### DESCRIPTION OF THE TASK
Could you copy every record below exactly as it stands?

(Dataset rows describing interfaces)
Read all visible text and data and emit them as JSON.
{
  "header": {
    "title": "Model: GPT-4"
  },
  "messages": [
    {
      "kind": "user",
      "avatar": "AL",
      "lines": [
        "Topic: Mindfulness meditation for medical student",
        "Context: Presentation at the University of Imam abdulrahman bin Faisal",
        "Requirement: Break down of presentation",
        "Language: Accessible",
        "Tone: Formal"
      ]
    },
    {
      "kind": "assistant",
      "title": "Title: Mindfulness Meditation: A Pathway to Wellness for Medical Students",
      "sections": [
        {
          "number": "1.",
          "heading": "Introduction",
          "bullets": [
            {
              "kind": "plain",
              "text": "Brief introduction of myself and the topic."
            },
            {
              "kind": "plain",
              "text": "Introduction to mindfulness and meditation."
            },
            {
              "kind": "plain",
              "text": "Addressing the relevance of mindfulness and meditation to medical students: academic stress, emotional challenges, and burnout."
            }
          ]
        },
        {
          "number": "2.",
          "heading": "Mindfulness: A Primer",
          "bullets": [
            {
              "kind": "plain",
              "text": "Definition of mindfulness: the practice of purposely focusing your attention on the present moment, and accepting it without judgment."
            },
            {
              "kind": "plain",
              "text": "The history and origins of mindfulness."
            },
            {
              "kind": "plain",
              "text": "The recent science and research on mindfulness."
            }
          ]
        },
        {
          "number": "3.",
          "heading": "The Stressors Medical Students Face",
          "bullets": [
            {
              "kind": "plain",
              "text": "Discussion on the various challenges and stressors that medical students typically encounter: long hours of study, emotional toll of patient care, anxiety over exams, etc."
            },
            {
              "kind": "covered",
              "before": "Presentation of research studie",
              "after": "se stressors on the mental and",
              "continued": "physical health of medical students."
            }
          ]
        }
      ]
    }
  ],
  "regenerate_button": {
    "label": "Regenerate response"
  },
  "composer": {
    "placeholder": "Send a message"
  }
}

### TASK RESULT
Read all visible text and data and emit them as JSON.
{
  "header": {
    "title": "Model: GPT-4"
  },
  "messages": [
    {
      "kind": "user",
      "avatar": "AL",
      "lines": [
        "Topic: Mindfulness meditation for medical student",
        "Context: Presentation at the University of Imam abdulrahman bin Faisal",
        "Requirement: Break down of presentation",
        "Language: Accessible",
        "Tone: Formal"
      ]
    },
    {
      "kind": "assistant",
      "title": "Title: Mindfulness Meditation: A Pathway to Wellness for Medical Students",
      "sections": [
        {
          "number": "1.",
          "heading": "Introduction",
          "bullets": [
            {
              "kind": "plain",
              "text": "Brief introduction of myself and the topic."
            },
            {
              "kind": "plain",
              "text": "Introduction to mindfulness and meditation."
            },
            {
              "kind": "plain",
              "text": "Addressing the relevance of mindfulness and meditation to medical students: academic stress, emotional challenges, and burnout."
            }
          ]
        },
        {
          "number": "2.",
          "heading": "Mindfulness: A Primer",
          "bullets": [
            {
              "kind": "plain",
              "text": "Definition of mindfulness: the practice of purposely focusing your attention on the present moment, and accepting it without judgment."
            },
            {
              "kind": "plain",
              "text": "The history and origins of mindfulness."
            },
            {
              "kind": "plain",
              "text": "The recent science and research on mindfulness."
            }
          ]
        },
        {
          "number": "3.",
          "heading": "The Stressors Medical Students Face",
          "bullets": [
            {
              "kind": "plain",
              "text": "Discussion on the various challenges and stressors that medical students typically encounter: long hours of study, emotional toll of patient care, anxiety over exams, etc."
            },
            {
              "kind": "covered",
              "before": "Presentation of research studie",
              "after": "se stressors on the mental and",
              "continued": "physical health of medical students."
            }
          ]
        }
      ]
    }
  ],
  "regenerate_button": {
    "label": "Regenerate response"
  },
  "composer": {
    "placeholder": "Send a message"
  }
}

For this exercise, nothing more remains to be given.